##### Task data #####

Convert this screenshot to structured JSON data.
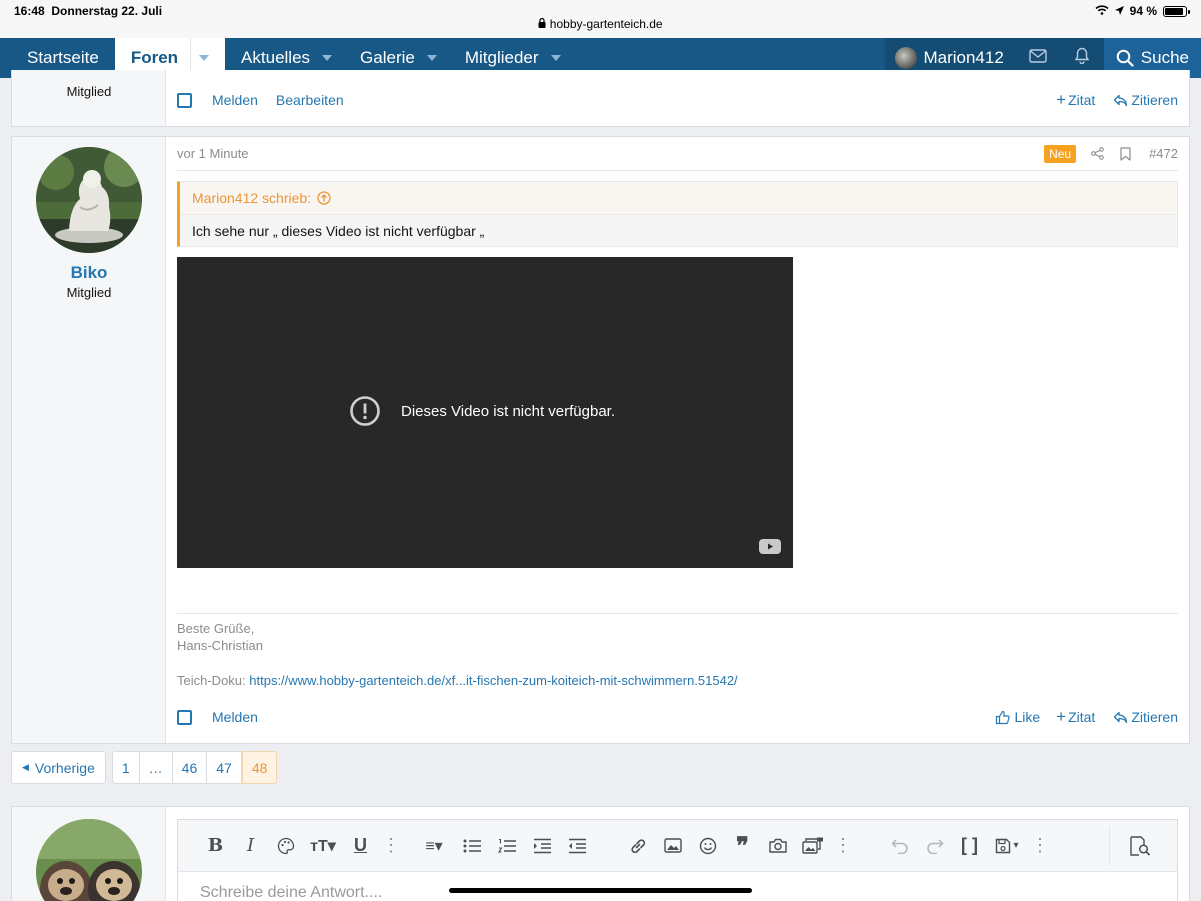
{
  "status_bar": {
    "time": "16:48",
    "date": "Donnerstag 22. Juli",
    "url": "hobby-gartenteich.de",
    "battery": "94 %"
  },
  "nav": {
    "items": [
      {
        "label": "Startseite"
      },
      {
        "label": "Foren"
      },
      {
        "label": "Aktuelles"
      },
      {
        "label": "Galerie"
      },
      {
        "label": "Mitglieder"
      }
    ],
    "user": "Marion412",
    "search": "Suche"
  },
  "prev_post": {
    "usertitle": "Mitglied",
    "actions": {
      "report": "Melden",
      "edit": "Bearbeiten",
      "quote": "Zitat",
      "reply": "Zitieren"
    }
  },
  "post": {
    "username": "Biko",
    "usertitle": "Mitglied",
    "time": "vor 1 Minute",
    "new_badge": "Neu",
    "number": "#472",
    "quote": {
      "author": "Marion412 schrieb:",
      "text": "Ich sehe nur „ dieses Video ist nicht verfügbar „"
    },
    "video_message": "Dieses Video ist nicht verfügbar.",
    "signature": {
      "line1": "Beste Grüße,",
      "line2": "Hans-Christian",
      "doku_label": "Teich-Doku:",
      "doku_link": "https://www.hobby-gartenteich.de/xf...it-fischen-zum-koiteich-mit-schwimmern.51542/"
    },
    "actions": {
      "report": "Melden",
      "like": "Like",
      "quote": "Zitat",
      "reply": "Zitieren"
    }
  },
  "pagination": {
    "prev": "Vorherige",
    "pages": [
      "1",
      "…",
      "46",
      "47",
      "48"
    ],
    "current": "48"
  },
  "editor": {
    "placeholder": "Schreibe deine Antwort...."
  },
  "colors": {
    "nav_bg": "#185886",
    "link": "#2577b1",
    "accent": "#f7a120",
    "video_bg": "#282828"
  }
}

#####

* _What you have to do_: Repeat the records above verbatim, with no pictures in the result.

* _Reply to the exercise_:
Convert this screenshot to structured JSON data.
{
  "status_bar": {
    "time": "16:48",
    "date": "Donnerstag 22. Juli",
    "url": "hobby-gartenteich.de",
    "battery": "94 %"
  },
  "nav": {
    "items": [
      {
        "label": "Startseite"
      },
      {
        "label": "Foren"
      },
      {
        "label": "Aktuelles"
      },
      {
        "label": "Galerie"
      },
      {
        "label": "Mitglieder"
      }
    ],
    "user": "Marion412",
    "search": "Suche"
  },
  "prev_post": {
    "usertitle": "Mitglied",
    "actions": {
      "report": "Melden",
      "edit": "Bearbeiten",
      "quote": "Zitat",
      "reply": "Zitieren"
    }
  },
  "post": {
    "username": "Biko",
    "usertitle": "Mitglied",
    "time": "vor 1 Minute",
    "new_badge": "Neu",
    "number": "#472",
    "quote": {
      "author": "Marion412 schrieb:",
      "text": "Ich sehe nur „ dieses Video ist nicht verfügbar „"
    },
    "video_message": "Dieses Video ist nicht verfügbar.",
    "signature": {
      "line1": "Beste Grüße,",
      "line2": "Hans-Christian",
      "doku_label": "Teich-Doku:",
      "doku_link": "https://www.hobby-gartenteich.de/xf...it-fischen-zum-koiteich-mit-schwimmern.51542/"
    },
    "actions": {
      "report": "Melden",
      "like": "Like",
      "quote": "Zitat",
      "reply": "Zitieren"
    }
  },
  "pagination": {
    "prev": "Vorherige",
    "pages": [
      "1",
      "…",
      "46",
      "47",
      "48"
    ],
    "current": "48"
  },
  "editor": {
    "placeholder": "Schreibe deine Antwort...."
  },
  "colors": {
    "nav_bg": "#185886",
    "link": "#2577b1",
    "accent": "#f7a120",
    "video_bg": "#282828"
  }
}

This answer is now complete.